Mara Malavenda a leading member of SLAI-Cobas at Fiat Pomigliano was elected on the list of Rifondazione Comunista to parliament in 1996 but left the parliamentary group of PRC soon, she served as an independent MP up to 2001 and ran unsuccessfully under the label "Cobas per l'Autorganizzazione" for European parliament in 1999 and in 2005 for the PdCI (former right wing of PRC around Cossutta) ... can remember having read about SLAI-Cobas around 10 years ago, that they have a tendency towards "Anti-Americanism" and "Left-wing nationalism" but don't know if it is true

p.s.: unions which call themselves "sindacati autonomi" don't have anything to do with autonomous marxism, they are as far as I know either non-political or right-wing

Jun 6 2013 13:49
yeksmesh wrote:
Is the USI-AIT the IWA-AIT affiliate in Italy or the non-affiliated one? As I seem to remember both use -AIT in their name.

Yes, it can be confusing. But the USI-AIT mention in this article is the actual USI, AIT Section.

USI-AIT: Website of the AIT Section
USI-Roma: Website of the split organization based in Rome.

Jun 6 2013 14:10
yeksmesh wrote:
Is the USI-AIT the IWA-AIT affiliate in Italy or the non-affiliated one? As I seem to remember both use -AIT in their name.

I thought the USI that split from the IWA lost its industrial sections and only operates through a policy of labour forums?

Nov 17 2015 12:46

very interesting stuff, thanks.
(however, this is listed now on the page of recent posts, but is almost 2 1/2 years old?)

Nov 25 2015 14:44

These distinctions between the confusing variations of so-called base unions and what in the UK/USA are often referred to as 'business' or 'corporate' rather than say 'regime' unions are mostly still relevant I think?

Whilst I'm not a supporter of the ICP I noticed that this left communist organisation based mainly in Italy, more so than others in the left communist tradition, seemed to favour a form of syndicalist organisation as represented in particular by the last mentioned SI Cobas, which in terms of their support for the 'tactic of the united front from below' had at least some similarity in theory to the more recent specifically UK SolFed strategy if we ignore the different historical language usage as between anarchism and Marxist communism. See here for instance:

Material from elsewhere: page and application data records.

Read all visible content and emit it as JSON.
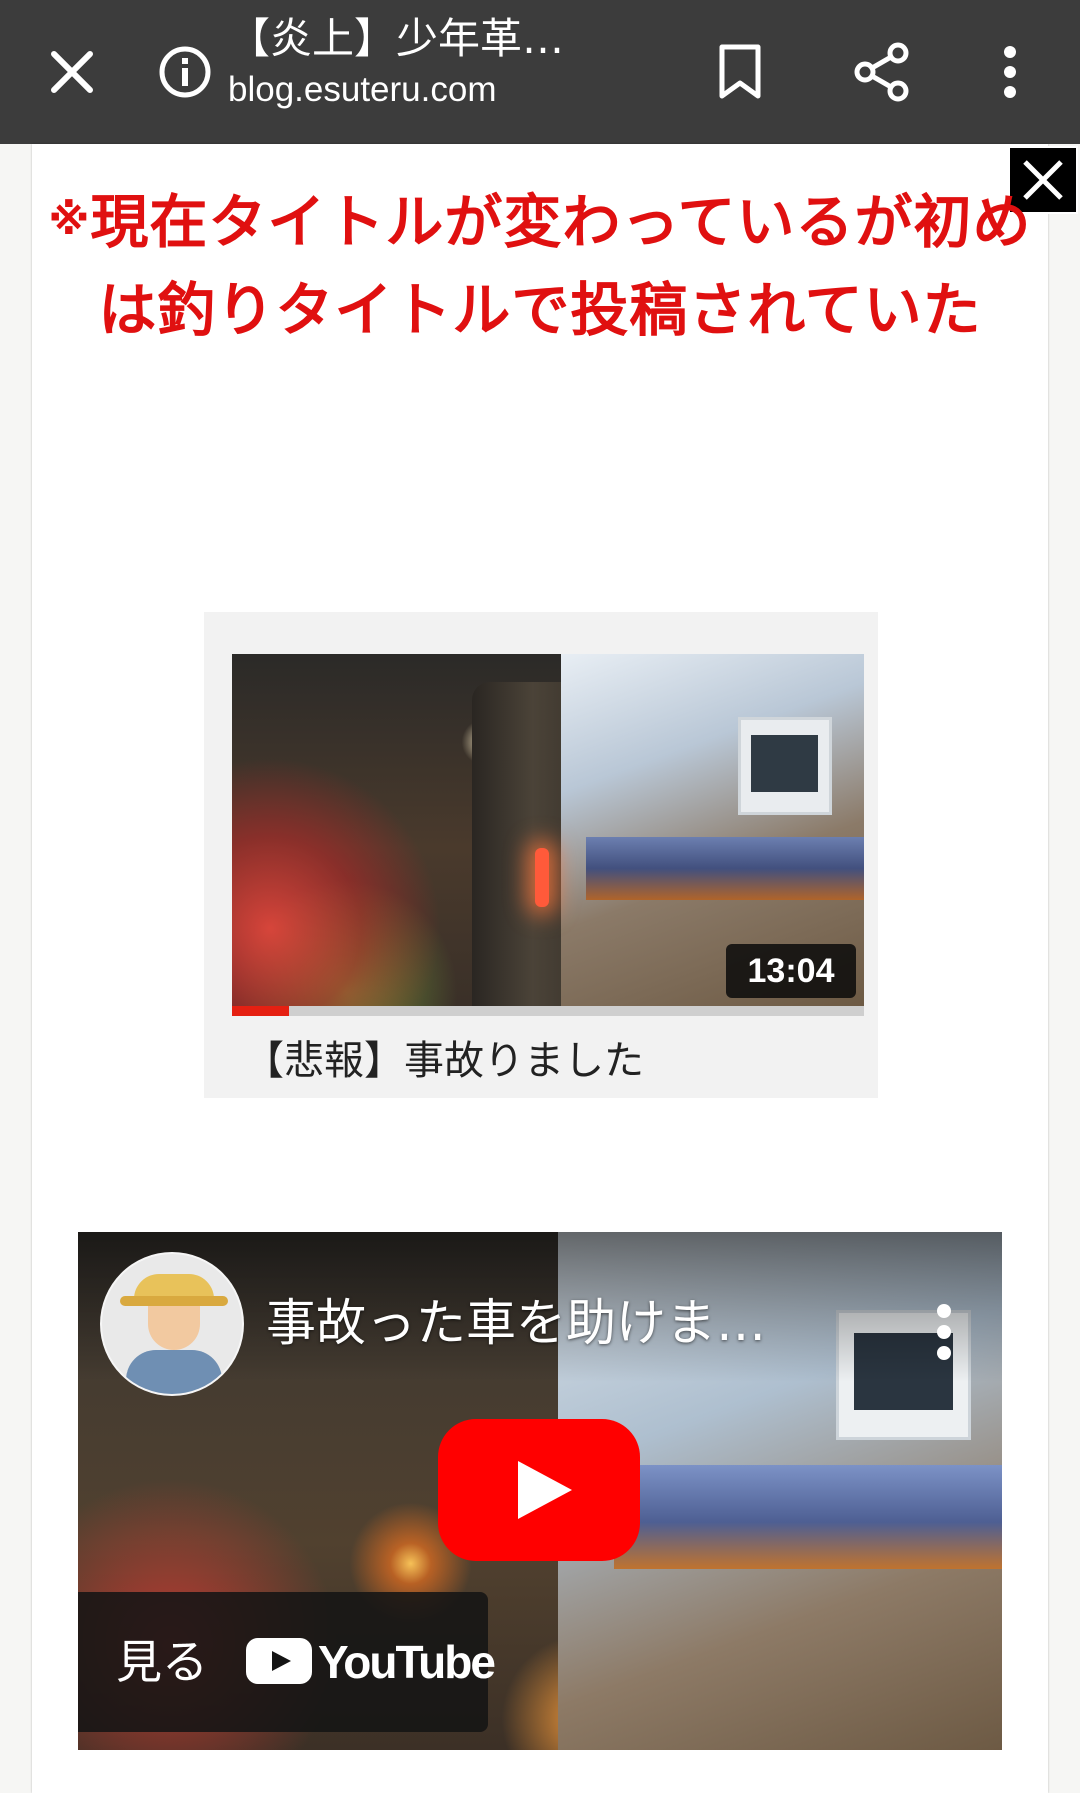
{
  "browser_bar": {
    "title": "【炎上】少年革…",
    "url": "blog.esuteru.com",
    "icons": [
      "close-icon",
      "info-icon",
      "bookmark-icon",
      "share-icon",
      "more-vert-icon"
    ]
  },
  "article": {
    "notice_mark": "※",
    "notice": "現在タイトルが変わっているが初めは釣りタイトルで投稿されていた"
  },
  "video_card": {
    "duration": "13:04",
    "title": "【悲報】事故りました",
    "watch_progress": 0.09
  },
  "youtube_embed": {
    "title": "事故った車を助けま…",
    "watch_label": "見る",
    "brand": "YouTube"
  },
  "colors": {
    "topbar": "#3c3c3c",
    "notice_red": "#e01010",
    "youtube_red": "#ff0000"
  }
}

Jan 17 2016 18:49

So just to add this more current report of another SI Cobas struggle in Italy from a different left communist organisation that I am more sympathetic to:
There is a footnote briefly explaining their slightly different approach to the SI Cobas.
The struggle reported on relates to logistics workers which the 'Angry Workers World' group have reported on and analysed more extensively in their libcom blogs as for instance here:

Jan 18 2016 10:32

Also article by Loren Goldner in Insurgent Notes:

Mar 22 2017 12:01

Now it seems a further division/split in the 'base union' movement in Italy involving the SI Cobas reported on and critically examined from a Left communist point of view here:
Their basic point of criticism would presumably apply more broadly I think to anarcho-syndicalists such as SolFed ? but some of the details in relation to Italy are not so clear.